### Task instructions
Look through the lines below and extract each one that contains "What".
BEGIN Data for this exercise
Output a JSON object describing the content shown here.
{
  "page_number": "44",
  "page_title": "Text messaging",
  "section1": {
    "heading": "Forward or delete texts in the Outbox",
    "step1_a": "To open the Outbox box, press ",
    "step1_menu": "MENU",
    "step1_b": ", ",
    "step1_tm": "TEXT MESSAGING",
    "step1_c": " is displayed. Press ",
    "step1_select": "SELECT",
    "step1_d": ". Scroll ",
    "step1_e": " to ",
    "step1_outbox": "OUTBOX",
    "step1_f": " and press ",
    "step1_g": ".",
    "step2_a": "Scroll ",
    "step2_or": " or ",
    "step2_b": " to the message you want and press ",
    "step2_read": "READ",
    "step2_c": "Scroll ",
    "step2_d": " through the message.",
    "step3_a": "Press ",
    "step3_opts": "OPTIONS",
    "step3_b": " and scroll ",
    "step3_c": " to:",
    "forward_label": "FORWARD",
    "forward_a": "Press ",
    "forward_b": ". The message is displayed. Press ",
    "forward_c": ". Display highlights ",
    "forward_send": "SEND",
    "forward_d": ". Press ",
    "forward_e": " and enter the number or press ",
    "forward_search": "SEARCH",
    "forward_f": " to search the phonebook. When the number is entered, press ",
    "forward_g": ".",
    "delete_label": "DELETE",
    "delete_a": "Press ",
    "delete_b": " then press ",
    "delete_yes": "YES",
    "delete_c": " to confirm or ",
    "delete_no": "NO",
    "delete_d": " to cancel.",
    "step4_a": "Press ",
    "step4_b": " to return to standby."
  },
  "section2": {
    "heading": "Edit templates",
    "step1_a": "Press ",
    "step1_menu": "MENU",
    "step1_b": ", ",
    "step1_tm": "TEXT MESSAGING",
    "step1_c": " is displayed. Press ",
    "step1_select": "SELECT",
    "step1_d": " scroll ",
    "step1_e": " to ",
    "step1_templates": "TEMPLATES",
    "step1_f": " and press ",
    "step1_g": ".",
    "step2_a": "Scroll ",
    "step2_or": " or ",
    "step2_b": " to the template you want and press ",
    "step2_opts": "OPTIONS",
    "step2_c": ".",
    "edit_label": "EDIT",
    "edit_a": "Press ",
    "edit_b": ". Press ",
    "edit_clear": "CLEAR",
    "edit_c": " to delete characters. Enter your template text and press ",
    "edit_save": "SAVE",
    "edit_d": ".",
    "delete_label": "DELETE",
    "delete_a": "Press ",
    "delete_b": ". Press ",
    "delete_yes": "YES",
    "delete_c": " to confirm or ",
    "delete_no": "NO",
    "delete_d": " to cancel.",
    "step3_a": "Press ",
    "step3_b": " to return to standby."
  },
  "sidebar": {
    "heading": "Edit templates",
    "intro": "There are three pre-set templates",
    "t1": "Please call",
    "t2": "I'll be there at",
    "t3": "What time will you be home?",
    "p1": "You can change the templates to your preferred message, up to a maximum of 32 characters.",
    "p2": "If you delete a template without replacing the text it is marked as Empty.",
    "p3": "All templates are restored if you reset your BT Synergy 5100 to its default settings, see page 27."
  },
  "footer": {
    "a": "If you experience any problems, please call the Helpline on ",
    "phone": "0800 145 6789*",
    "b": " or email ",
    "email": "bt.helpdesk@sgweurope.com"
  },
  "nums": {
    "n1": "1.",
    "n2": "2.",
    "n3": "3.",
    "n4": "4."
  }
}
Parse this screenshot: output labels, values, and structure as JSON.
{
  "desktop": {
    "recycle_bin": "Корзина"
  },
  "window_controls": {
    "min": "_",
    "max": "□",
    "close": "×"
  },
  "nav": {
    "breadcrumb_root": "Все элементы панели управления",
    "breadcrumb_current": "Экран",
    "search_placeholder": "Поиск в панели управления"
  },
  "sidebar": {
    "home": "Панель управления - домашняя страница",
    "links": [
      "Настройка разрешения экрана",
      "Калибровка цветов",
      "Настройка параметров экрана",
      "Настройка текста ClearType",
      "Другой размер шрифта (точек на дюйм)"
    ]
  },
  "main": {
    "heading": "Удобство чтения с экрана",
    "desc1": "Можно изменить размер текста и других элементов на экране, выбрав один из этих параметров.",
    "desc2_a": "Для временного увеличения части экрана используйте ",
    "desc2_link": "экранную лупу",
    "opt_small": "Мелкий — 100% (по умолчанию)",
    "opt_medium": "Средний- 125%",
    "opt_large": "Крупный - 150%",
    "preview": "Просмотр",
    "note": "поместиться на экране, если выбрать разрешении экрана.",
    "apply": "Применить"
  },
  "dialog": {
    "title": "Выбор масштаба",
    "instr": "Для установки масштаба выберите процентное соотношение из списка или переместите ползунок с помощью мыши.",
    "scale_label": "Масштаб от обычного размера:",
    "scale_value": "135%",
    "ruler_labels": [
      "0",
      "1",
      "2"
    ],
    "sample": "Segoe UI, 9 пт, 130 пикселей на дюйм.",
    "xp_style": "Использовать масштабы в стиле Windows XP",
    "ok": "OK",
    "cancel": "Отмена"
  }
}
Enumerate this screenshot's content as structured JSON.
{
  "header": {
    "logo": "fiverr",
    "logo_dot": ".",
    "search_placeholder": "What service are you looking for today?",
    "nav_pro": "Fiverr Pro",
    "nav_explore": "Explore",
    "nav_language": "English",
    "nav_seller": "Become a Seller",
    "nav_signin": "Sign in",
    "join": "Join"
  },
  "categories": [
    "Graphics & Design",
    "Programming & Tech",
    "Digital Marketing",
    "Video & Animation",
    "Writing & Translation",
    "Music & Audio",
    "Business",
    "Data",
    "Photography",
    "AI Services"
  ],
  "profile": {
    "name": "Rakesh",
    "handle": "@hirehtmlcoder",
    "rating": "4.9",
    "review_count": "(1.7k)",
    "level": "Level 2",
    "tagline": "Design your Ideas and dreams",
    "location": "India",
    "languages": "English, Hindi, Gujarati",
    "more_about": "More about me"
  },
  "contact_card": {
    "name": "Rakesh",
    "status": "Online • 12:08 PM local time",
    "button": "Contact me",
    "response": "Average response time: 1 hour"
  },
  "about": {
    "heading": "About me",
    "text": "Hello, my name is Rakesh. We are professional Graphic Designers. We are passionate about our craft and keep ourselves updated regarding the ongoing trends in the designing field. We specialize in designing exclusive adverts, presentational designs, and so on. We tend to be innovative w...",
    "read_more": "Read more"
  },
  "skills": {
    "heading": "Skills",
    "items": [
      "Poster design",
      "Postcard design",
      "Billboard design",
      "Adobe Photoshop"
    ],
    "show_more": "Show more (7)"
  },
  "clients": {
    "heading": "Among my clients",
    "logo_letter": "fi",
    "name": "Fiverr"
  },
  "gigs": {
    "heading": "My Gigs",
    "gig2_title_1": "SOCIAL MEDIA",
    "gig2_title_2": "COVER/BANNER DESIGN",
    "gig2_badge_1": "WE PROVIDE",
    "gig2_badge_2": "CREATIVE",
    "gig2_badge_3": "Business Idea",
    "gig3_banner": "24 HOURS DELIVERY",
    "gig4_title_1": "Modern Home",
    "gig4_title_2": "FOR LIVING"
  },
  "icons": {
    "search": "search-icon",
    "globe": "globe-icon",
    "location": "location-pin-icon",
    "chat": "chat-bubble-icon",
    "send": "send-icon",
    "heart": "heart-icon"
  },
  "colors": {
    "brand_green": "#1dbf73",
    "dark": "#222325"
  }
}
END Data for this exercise
### Solution to this problem
    "t3": "What time will you be home?",
    "search_placeholder": "What service are you looking for today?",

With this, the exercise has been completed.